The second case was a double homicide from Richmond County, where 22-year-old Cedric Walker was accused of killing his 16-year-old girlfriend and her 6-week-old son through asphyxiation.
The girlfriend’s mother discovered the bodies the night of Oct. 5, 2003. Walker initially denied having been at the girlfriend’s apartment, but in later statements to police he said he and girlfriend Mona Lisa Givens had been having sex when she suffered some sort of seizure. He tried to revive her by splashing water in her face, then propped her up on a couch before he fled in panic.
He told police he never saw the baby, who investigators said had “compression marks” on his face, indicating his head was pressed into the mattress to smother him.
Walker’s parole was revoked and he went to Ware State Prison, where another inmate later alleged Walker admitted killing the woman and her child with a choke hold. The witness claimed Walker said he did it because Givens had become pregnant by another man.
The defense Friday challenged whether Walker properly was read his rights before he incriminated himself talking to the police. If that was handled incorrectly, then his statements should have been thrown out, his attorneys said. They also claimed Walker’s trial lawyer was ineffective. The prosecution disputed all those claims.
As the session concluded, Thompson told the audience the court likely will render decisions in those cases sometime over the summer.
In an interview afterward, Thompson said holding sessions outside Atlanta helps the public understand the court’s purpose.
“I think we’re sort of like that part of government that people don’t even realize is there, or if they do realize it’s there, they don’t think about us because they don’t see anything that we do; they don’t see any manifestation of what we do,” he said.
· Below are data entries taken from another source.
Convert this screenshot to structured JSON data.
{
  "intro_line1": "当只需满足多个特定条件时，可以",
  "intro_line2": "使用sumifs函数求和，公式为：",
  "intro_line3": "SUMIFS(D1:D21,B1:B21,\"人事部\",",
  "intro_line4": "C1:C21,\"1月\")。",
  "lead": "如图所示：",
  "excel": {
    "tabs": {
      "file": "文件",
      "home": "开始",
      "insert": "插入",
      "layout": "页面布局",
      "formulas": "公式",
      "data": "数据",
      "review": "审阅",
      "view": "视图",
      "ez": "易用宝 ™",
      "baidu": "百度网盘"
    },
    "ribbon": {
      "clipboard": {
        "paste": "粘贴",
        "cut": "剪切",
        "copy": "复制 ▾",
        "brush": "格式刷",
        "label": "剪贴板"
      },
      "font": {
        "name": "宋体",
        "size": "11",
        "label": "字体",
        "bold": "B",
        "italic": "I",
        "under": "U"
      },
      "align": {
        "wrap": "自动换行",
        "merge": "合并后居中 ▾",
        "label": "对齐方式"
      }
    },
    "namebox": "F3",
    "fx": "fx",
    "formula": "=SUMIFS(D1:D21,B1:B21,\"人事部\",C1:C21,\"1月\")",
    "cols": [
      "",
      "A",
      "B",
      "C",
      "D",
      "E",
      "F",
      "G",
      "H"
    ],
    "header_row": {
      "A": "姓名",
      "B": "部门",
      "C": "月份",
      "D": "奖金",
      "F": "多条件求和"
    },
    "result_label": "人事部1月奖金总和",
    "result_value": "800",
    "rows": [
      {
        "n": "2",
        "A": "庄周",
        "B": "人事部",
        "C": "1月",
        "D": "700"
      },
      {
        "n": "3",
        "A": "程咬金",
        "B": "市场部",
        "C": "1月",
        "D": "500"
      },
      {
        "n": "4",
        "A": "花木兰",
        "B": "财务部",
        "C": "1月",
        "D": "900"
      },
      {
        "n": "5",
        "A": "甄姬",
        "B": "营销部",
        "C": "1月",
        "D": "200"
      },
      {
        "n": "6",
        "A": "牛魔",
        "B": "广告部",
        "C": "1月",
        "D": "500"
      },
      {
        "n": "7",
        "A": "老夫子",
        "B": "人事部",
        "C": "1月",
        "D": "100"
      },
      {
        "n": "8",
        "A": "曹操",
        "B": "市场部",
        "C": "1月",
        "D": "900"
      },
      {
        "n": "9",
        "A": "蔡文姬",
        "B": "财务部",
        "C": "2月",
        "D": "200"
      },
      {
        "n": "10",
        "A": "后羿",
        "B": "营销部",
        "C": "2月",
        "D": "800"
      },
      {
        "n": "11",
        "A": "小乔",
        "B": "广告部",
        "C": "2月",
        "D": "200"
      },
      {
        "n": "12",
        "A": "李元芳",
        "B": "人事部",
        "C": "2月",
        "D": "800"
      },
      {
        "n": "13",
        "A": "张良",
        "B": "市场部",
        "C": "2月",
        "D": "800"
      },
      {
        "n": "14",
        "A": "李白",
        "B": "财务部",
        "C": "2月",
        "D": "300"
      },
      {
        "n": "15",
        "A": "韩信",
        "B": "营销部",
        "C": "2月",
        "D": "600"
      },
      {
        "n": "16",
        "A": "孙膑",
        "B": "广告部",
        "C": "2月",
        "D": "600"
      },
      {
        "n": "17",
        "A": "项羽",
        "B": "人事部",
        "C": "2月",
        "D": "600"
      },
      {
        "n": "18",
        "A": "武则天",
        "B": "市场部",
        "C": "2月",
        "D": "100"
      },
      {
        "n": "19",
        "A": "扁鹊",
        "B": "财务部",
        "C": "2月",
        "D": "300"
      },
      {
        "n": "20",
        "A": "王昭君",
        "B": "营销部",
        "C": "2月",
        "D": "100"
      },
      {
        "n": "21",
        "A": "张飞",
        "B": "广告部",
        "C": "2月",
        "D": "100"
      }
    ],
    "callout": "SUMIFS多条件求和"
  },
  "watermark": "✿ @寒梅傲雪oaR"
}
“But the Supreme Court of Georgia still is responsible for doing what it was designed to do,” he added, “and that is to bring uniformity, consistency and predictability to the law. We have always had that function; we still have that function, and we understand that, and we try to do that.”